ABOUT THIS TASK: Omit the pictures and return every entry exactly as written.
---- SUPPLIED ENTRIES
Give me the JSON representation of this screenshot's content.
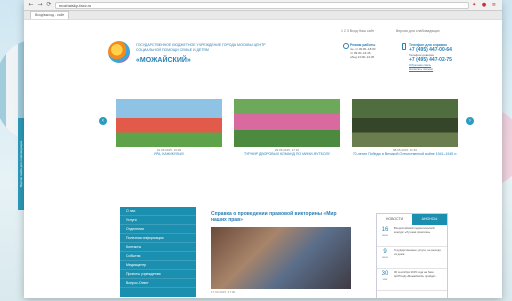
{
  "browser": {
    "back": "←",
    "forward": "→",
    "reload": "⟳",
    "url": "mozhaisky-faxc.ru",
    "tools": "✦ ● ≡",
    "tab_title": "Вход/выход - сайт"
  },
  "side_tab": "Версия сайта для слабовидящих",
  "header": {
    "org_text": "Государственное бюджетное учреждение города Москвы Центр социальной помощи семье и детям",
    "org_name": "«МОЖАЙСКИЙ»",
    "lang": "1 2 3 Вход Наш сайт",
    "vision": "Версия для слабовидящих",
    "hours_title": "Режим работы",
    "hours_lines": [
      "пн–чт 09:00–18:00",
      "пт 09:00–16:45",
      "обед 13:00–13:45"
    ],
    "phones_title": "Телефон для справок",
    "phone1": "+7 (495) 447-00-64",
    "phone_label": "Телефон доверия",
    "phone2": "+7 (495) 447-02-75",
    "link1": "Обратная связь",
    "link2": "Написать письмо"
  },
  "slider": {
    "prev": "‹",
    "next": "›",
    "slides": [
      {
        "date": "01.06.2015, 16:26",
        "title": "УРА, КАНИКУЛЫ!!!"
      },
      {
        "date": "29.05.2015, 17:10",
        "title": "ТУРНИР ДВОРОВЫХ КОМАНД ПО МИНИ-ФУТБОЛУ"
      },
      {
        "date": "08.05.2015, 11:30",
        "title": "70-летие Победы в Великой Отечественной войне 1941–1945 гг."
      }
    ]
  },
  "menu": [
    "О нас",
    "Услуги",
    "Отделения",
    "Полезная информация",
    "Контакты",
    "События",
    "Медиацентр",
    "Проекты учреждения",
    "Вопрос-Ответ"
  ],
  "article": {
    "title": "Справка о проведении правовой викторины «Мир наших прав»",
    "date": "17.03.2015, 17:00"
  },
  "newsbox": {
    "tab1": "НОВОСТИ",
    "tab2": "АНОНСЫ",
    "items": [
      {
        "day": "16",
        "mon": "июня",
        "text": "Всероссийский педагогический конкурс «Лучшая практика»"
      },
      {
        "day": "9",
        "mon": "июня",
        "text": "Государственные услуги, не выходя из дома"
      },
      {
        "day": "30",
        "mon": "мая",
        "text": "30 сентября 2015 года на базе ЦСПСиД «Можайский» пройдёт..."
      }
    ]
  },
  "colors": {
    "accent": "#2a7fb4",
    "menu": "#1b8fb0"
  }
}
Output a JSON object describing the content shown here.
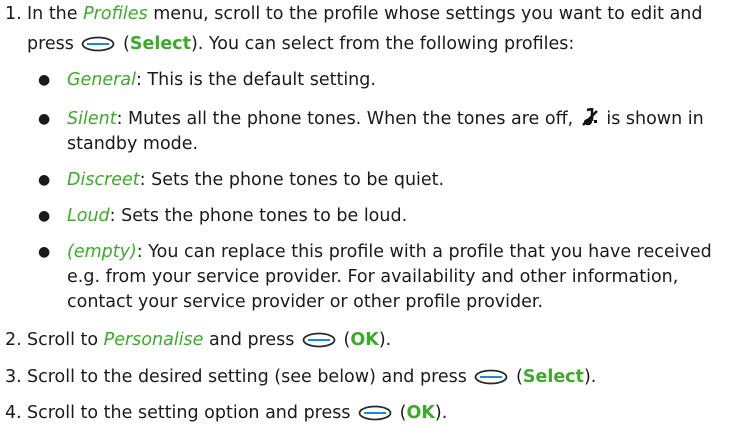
{
  "items": [
    {
      "number": "1.",
      "line1_a": "In the ",
      "term": "Profiles",
      "line1_b": " menu, scroll to the profile whose settings you want to edit and",
      "line2_a": "press ",
      "key": "Select",
      "line2_b": "). You can select from the following profiles:"
    },
    {
      "number": "2.",
      "text_a": "Scroll to ",
      "term": "Personalise",
      "text_b": " and press ",
      "key": "OK"
    },
    {
      "number": "3.",
      "text_a": "Scroll to the desired setting (see below) and press ",
      "key": "Select"
    },
    {
      "number": "4.",
      "text_a": "Scroll to the setting option and press ",
      "key": "OK"
    }
  ],
  "profiles": [
    {
      "name": "General",
      "desc": ": This is the default setting."
    },
    {
      "name": "Silent",
      "desc_a": ": Mutes all the phone tones. When the tones are off, ",
      "desc_b": " is shown in",
      "desc_line2": "standby mode."
    },
    {
      "name": "Discreet",
      "desc": ": Sets the phone tones to be quiet."
    },
    {
      "name": "Loud",
      "desc": ": Sets the phone tones to be loud."
    },
    {
      "name": "(empty)",
      "desc": ": You can replace this profile with a profile that you have received",
      "desc_line2": "e.g. from your service provider. For availability and other information,",
      "desc_line3": "contact your service provider or other profile provider."
    }
  ],
  "punct": {
    "open_paren": " (",
    "close_paren": ")",
    "close_paren_dot": ")."
  },
  "icons": {
    "select_key": "selection-key-icon",
    "silent": "silent-profile-icon"
  },
  "colors": {
    "term": "#3cab2a",
    "key_icon_stroke": "#2a2a2a",
    "key_icon_line": "#1e88d6"
  }
}
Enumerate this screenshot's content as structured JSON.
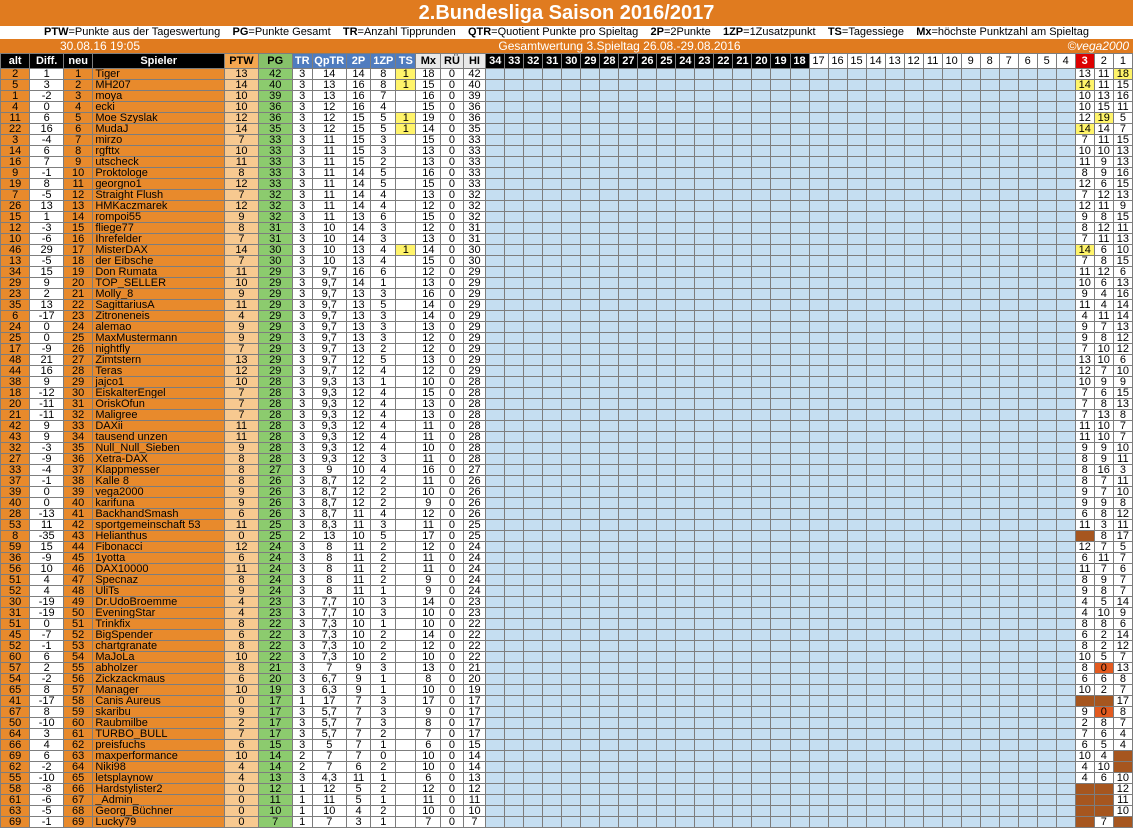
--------
EXERCISE RESPONSE:
Give me the JSON representation of this screenshot's content.
{
  "browser": {
    "back": "←",
    "forward": "→",
    "reload": "⟳",
    "url": "mozhaisky-faxc.ru",
    "tools": "✦ ● ≡",
    "tab_title": "Вход/выход - сайт"
  },
  "side_tab": "Версия сайта для слабовидящих",
  "header": {
    "org_text": "Государственное бюджетное учреждение города Москвы Центр социальной помощи семье и детям",
    "org_name": "«МОЖАЙСКИЙ»",
    "lang": "1 2 3 Вход Наш сайт",
    "vision": "Версия для слабовидящих",
    "hours_title": "Режим работы",
    "hours_lines": [
      "пн–чт 09:00–18:00",
      "пт 09:00–16:45",
      "обед 13:00–13:45"
    ],
    "phones_title": "Телефон для справок",
    "phone1": "+7 (495) 447-00-64",
    "phone_label": "Телефон доверия",
    "phone2": "+7 (495) 447-02-75",
    "link1": "Обратная связь",
    "link2": "Написать письмо"
  },
  "slider": {
    "prev": "‹",
    "next": "›",
    "slides": [
      {
        "date": "01.06.2015, 16:26",
        "title": "УРА, КАНИКУЛЫ!!!"
      },
      {
        "date": "29.05.2015, 17:10",
        "title": "ТУРНИР ДВОРОВЫХ КОМАНД ПО МИНИ-ФУТБОЛУ"
      },
      {
        "date": "08.05.2015, 11:30",
        "title": "70-летие Победы в Великой Отечественной войне 1941–1945 гг."
      }
    ]
  },
  "menu": [
    "О нас",
    "Услуги",
    "Отделения",
    "Полезная информация",
    "Контакты",
    "События",
    "Медиацентр",
    "Проекты учреждения",
    "Вопрос-Ответ"
  ],
  "article": {
    "title": "Справка о проведении правовой викторины «Мир наших прав»",
    "date": "17.03.2015, 17:00"
  },
  "newsbox": {
    "tab1": "НОВОСТИ",
    "tab2": "АНОНСЫ",
    "items": [
      {
        "day": "16",
        "mon": "июня",
        "text": "Всероссийский педагогический конкурс «Лучшая практика»"
      },
      {
        "day": "9",
        "mon": "июня",
        "text": "Государственные услуги, не выходя из дома"
      },
      {
        "day": "30",
        "mon": "мая",
        "text": "30 сентября 2015 года на базе ЦСПСиД «Можайский» пройдёт..."
      }
    ]
  },
  "colors": {
    "accent": "#2a7fb4",
    "menu": "#1b8fb0"
  }
}
Output a JSON object describing the content shown here.
{
  "items": [
    {
      "number": "1.",
      "line1_a": "In the ",
      "term": "Profiles",
      "line1_b": " menu, scroll to the profile whose settings you want to edit and",
      "line2_a": "press ",
      "key": "Select",
      "line2_b": "). You can select from the following profiles:"
    },
    {
      "number": "2.",
      "text_a": "Scroll to ",
      "term": "Personalise",
      "text_b": " and press ",
      "key": "OK"
    },
    {
      "number": "3.",
      "text_a": "Scroll to the desired setting (see below) and press ",
      "key": "Select"
    },
    {
      "number": "4.",
      "text_a": "Scroll to the setting option and press ",
      "key": "OK"
    }
  ],
  "profiles": [
    {
      "name": "General",
      "desc": ": This is the default setting."
    },
    {
      "name": "Silent",
      "desc_a": ": Mutes all the phone tones. When the tones are off, ",
      "desc_b": " is shown in",
      "desc_line2": "standby mode."
    },
    {
      "name": "Discreet",
      "desc": ": Sets the phone tones to be quiet."
    },
    {
      "name": "Loud",
      "desc": ": Sets the phone tones to be loud."
    },
    {
      "name": "(empty)",
      "desc": ": You can replace this profile with a profile that you have received",
      "desc_line2": "e.g. from your service provider. For availability and other information,",
      "desc_line3": "contact your service provider or other profile provider."
    }
  ],
  "punct": {
    "open_paren": " (",
    "close_paren": ")",
    "close_paren_dot": ")."
  },
  "icons": {
    "select_key": "selection-key-icon",
    "silent": "silent-profile-icon"
  },
  "colors": {
    "term": "#3cab2a",
    "key_icon_stroke": "#2a2a2a",
    "key_icon_line": "#1e88d6"
  }
}
Enumerate this screenshot's content as structured JSON.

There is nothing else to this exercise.